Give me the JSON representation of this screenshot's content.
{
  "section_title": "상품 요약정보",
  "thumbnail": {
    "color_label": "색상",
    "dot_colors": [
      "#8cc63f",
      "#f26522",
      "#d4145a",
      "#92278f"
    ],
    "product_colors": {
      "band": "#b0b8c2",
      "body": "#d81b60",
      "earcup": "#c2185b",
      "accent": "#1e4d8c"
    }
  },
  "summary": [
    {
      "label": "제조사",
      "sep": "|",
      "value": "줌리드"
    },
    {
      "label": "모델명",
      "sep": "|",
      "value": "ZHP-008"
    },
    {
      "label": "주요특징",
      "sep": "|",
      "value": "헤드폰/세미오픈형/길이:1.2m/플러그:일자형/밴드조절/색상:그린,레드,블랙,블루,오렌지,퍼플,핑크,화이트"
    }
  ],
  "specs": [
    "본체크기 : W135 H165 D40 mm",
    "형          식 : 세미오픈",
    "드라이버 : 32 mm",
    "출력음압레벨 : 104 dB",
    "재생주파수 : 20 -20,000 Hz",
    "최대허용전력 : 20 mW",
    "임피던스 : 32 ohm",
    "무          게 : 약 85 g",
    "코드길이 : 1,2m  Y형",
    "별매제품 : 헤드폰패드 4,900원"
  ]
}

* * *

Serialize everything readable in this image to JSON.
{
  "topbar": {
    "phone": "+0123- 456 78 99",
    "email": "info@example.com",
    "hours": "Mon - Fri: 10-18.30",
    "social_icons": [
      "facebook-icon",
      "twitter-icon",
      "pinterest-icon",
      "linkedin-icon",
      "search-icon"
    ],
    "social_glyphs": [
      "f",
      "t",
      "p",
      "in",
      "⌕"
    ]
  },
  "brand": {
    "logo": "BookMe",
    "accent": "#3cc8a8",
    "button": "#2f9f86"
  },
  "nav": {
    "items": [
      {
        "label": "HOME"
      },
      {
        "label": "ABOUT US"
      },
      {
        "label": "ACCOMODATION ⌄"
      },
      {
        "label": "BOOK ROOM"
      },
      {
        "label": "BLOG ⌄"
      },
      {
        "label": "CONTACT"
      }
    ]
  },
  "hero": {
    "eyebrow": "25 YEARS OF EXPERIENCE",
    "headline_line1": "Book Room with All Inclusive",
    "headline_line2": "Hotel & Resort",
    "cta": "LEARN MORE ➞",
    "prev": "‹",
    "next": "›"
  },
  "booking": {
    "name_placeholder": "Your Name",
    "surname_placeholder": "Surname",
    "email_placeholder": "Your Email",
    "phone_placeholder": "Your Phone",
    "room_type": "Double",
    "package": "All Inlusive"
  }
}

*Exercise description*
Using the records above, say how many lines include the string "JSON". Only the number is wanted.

*Answer section*
2